ACTIVITY: Without the images, output each record below as it stands.

[Entries taken from a collection]

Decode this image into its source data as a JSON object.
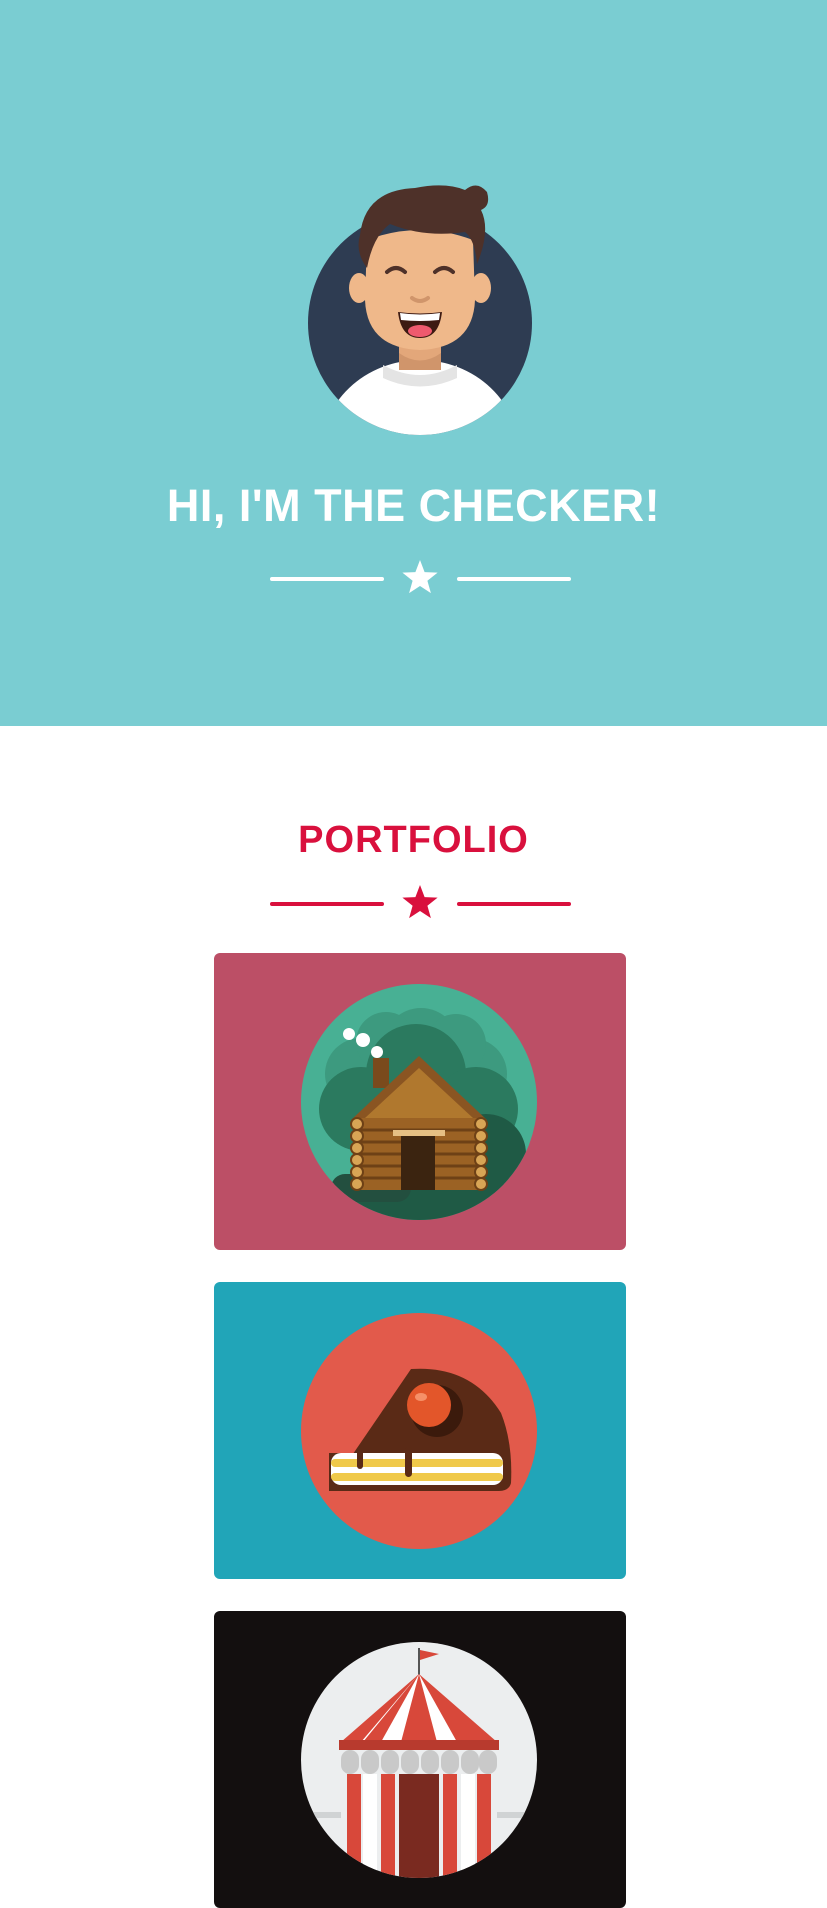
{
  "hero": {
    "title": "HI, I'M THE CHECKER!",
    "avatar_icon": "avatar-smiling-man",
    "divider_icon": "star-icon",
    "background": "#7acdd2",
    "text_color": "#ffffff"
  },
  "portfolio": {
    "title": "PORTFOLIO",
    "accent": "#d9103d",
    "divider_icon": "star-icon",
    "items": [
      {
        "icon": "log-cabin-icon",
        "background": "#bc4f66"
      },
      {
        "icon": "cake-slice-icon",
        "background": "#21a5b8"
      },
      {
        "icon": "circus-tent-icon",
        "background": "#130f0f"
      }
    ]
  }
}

RESULT:
Decode this image into its source data as a JSON object.
{
  "hero": {
    "title": "HI, I'M THE CHECKER!",
    "avatar_icon": "avatar-smiling-man",
    "divider_icon": "star-icon",
    "background": "#7acdd2",
    "text_color": "#ffffff"
  },
  "portfolio": {
    "title": "PORTFOLIO",
    "accent": "#d9103d",
    "divider_icon": "star-icon",
    "items": [
      {
        "icon": "log-cabin-icon",
        "background": "#bc4f66"
      },
      {
        "icon": "cake-slice-icon",
        "background": "#21a5b8"
      },
      {
        "icon": "circus-tent-icon",
        "background": "#130f0f"
      }
    ]
  }
}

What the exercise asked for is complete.